(Given data Opens)

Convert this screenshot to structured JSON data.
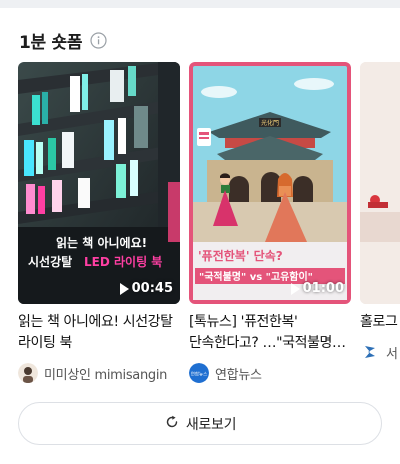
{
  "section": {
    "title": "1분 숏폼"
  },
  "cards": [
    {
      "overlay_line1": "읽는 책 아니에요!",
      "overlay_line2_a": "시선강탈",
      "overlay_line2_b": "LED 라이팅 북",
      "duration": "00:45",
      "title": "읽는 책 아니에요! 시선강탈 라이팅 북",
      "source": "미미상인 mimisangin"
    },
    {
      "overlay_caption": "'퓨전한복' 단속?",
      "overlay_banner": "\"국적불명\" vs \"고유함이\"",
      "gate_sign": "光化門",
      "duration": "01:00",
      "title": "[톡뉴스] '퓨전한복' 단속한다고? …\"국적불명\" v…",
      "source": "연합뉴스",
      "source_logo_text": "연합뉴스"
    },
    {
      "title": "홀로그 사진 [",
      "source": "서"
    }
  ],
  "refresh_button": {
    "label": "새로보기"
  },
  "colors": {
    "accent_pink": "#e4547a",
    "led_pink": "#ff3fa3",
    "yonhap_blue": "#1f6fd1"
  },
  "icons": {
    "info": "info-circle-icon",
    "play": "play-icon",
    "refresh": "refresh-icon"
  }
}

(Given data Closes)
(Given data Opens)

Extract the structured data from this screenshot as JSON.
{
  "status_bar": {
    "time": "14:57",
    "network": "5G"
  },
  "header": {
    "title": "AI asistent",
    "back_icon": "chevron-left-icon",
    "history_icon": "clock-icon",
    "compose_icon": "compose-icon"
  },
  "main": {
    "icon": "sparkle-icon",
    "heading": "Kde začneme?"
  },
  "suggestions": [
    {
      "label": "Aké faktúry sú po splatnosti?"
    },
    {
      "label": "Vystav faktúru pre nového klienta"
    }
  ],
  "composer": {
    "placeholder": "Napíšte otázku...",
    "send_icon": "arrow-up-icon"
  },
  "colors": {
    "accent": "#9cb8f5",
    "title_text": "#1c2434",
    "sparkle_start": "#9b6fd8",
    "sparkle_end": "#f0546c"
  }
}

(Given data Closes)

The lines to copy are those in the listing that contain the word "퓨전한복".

Your solution:
      "overlay_caption": "'퓨전한복' 단속?",
      "title": "[톡뉴스] '퓨전한복' 단속한다고? …\"국적불명\" v…",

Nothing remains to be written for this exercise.